> [Exercise prompt]: An exact copy of all the data below is required.

Entries taken from a collection
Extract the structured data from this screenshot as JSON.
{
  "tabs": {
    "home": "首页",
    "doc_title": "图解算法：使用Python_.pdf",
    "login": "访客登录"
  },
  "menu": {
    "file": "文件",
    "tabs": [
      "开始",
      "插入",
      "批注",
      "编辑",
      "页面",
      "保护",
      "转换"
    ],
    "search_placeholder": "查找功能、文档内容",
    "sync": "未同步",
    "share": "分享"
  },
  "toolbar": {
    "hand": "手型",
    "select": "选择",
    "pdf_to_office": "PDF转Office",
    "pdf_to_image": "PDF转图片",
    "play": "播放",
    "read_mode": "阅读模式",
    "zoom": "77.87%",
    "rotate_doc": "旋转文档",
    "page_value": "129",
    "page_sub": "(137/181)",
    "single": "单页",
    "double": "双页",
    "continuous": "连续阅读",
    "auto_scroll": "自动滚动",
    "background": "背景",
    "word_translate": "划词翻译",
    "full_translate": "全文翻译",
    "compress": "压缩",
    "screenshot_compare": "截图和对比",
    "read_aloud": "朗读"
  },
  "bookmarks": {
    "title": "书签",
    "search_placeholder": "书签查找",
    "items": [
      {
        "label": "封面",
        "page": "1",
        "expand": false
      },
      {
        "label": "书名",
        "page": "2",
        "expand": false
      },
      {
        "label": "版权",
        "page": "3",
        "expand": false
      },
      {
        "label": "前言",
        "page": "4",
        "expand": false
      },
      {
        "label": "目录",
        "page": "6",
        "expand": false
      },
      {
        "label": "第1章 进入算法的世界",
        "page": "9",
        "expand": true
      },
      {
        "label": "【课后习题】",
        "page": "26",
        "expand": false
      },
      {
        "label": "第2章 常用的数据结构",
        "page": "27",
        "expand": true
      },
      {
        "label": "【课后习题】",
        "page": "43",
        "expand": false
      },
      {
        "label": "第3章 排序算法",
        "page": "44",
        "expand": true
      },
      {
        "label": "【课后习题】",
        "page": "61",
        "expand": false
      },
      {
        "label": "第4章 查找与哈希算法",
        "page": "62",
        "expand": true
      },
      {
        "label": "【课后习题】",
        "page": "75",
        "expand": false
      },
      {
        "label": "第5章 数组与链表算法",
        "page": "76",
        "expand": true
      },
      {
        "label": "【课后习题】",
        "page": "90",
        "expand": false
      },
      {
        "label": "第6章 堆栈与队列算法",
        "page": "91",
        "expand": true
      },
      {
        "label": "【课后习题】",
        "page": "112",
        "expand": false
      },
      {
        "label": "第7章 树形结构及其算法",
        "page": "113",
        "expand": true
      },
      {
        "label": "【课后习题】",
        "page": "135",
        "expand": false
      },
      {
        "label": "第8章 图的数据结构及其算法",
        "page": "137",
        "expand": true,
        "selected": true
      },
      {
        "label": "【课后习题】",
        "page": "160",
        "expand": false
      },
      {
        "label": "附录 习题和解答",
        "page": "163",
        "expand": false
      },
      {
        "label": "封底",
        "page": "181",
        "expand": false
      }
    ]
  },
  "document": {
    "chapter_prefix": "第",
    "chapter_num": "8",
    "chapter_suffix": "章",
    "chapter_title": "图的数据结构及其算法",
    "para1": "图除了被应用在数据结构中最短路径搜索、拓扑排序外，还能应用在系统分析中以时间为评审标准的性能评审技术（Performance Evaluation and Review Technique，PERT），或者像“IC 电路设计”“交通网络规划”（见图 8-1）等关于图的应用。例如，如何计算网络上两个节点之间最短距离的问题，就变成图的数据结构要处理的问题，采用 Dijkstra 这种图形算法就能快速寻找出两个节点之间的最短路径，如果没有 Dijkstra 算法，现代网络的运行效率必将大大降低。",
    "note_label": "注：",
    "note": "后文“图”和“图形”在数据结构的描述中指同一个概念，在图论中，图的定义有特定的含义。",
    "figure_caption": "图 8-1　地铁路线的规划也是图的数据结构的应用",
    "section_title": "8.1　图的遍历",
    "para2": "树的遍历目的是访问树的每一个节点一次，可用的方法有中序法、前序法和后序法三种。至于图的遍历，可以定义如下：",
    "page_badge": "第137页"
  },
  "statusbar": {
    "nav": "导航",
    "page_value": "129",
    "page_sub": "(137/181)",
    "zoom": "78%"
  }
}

> [Task response]:
Extract the structured data from this screenshot as JSON.
{
  "tabs": {
    "home": "首页",
    "doc_title": "图解算法：使用Python_.pdf",
    "login": "访客登录"
  },
  "menu": {
    "file": "文件",
    "tabs": [
      "开始",
      "插入",
      "批注",
      "编辑",
      "页面",
      "保护",
      "转换"
    ],
    "search_placeholder": "查找功能、文档内容",
    "sync": "未同步",
    "share": "分享"
  },
  "toolbar": {
    "hand": "手型",
    "select": "选择",
    "pdf_to_office": "PDF转Office",
    "pdf_to_image": "PDF转图片",
    "play": "播放",
    "read_mode": "阅读模式",
    "zoom": "77.87%",
    "rotate_doc": "旋转文档",
    "page_value": "129",
    "page_sub": "(137/181)",
    "single": "单页",
    "double": "双页",
    "continuous": "连续阅读",
    "auto_scroll": "自动滚动",
    "background": "背景",
    "word_translate": "划词翻译",
    "full_translate": "全文翻译",
    "compress": "压缩",
    "screenshot_compare": "截图和对比",
    "read_aloud": "朗读"
  },
  "bookmarks": {
    "title": "书签",
    "search_placeholder": "书签查找",
    "items": [
      {
        "label": "封面",
        "page": "1",
        "expand": false
      },
      {
        "label": "书名",
        "page": "2",
        "expand": false
      },
      {
        "label": "版权",
        "page": "3",
        "expand": false
      },
      {
        "label": "前言",
        "page": "4",
        "expand": false
      },
      {
        "label": "目录",
        "page": "6",
        "expand": false
      },
      {
        "label": "第1章 进入算法的世界",
        "page": "9",
        "expand": true
      },
      {
        "label": "【课后习题】",
        "page": "26",
        "expand": false
      },
      {
        "label": "第2章 常用的数据结构",
        "page": "27",
        "expand": true
      },
      {
        "label": "【课后习题】",
        "page": "43",
        "expand": false
      },
      {
        "label": "第3章 排序算法",
        "page": "44",
        "expand": true
      },
      {
        "label": "【课后习题】",
        "page": "61",
        "expand": false
      },
      {
        "label": "第4章 查找与哈希算法",
        "page": "62",
        "expand": true
      },
      {
        "label": "【课后习题】",
        "page": "75",
        "expand": false
      },
      {
        "label": "第5章 数组与链表算法",
        "page": "76",
        "expand": true
      },
      {
        "label": "【课后习题】",
        "page": "90",
        "expand": false
      },
      {
        "label": "第6章 堆栈与队列算法",
        "page": "91",
        "expand": true
      },
      {
        "label": "【课后习题】",
        "page": "112",
        "expand": false
      },
      {
        "label": "第7章 树形结构及其算法",
        "page": "113",
        "expand": true
      },
      {
        "label": "【课后习题】",
        "page": "135",
        "expand": false
      },
      {
        "label": "第8章 图的数据结构及其算法",
        "page": "137",
        "expand": true,
        "selected": true
      },
      {
        "label": "【课后习题】",
        "page": "160",
        "expand": false
      },
      {
        "label": "附录 习题和解答",
        "page": "163",
        "expand": false
      },
      {
        "label": "封底",
        "page": "181",
        "expand": false
      }
    ]
  },
  "document": {
    "chapter_prefix": "第",
    "chapter_num": "8",
    "chapter_suffix": "章",
    "chapter_title": "图的数据结构及其算法",
    "para1": "图除了被应用在数据结构中最短路径搜索、拓扑排序外，还能应用在系统分析中以时间为评审标准的性能评审技术（Performance Evaluation and Review Technique，PERT），或者像“IC 电路设计”“交通网络规划”（见图 8-1）等关于图的应用。例如，如何计算网络上两个节点之间最短距离的问题，就变成图的数据结构要处理的问题，采用 Dijkstra 这种图形算法就能快速寻找出两个节点之间的最短路径，如果没有 Dijkstra 算法，现代网络的运行效率必将大大降低。",
    "note_label": "注：",
    "note": "后文“图”和“图形”在数据结构的描述中指同一个概念，在图论中，图的定义有特定的含义。",
    "figure_caption": "图 8-1　地铁路线的规划也是图的数据结构的应用",
    "section_title": "8.1　图的遍历",
    "para2": "树的遍历目的是访问树的每一个节点一次，可用的方法有中序法、前序法和后序法三种。至于图的遍历，可以定义如下：",
    "page_badge": "第137页"
  },
  "statusbar": {
    "nav": "导航",
    "page_value": "129",
    "page_sub": "(137/181)",
    "zoom": "78%"
  }
}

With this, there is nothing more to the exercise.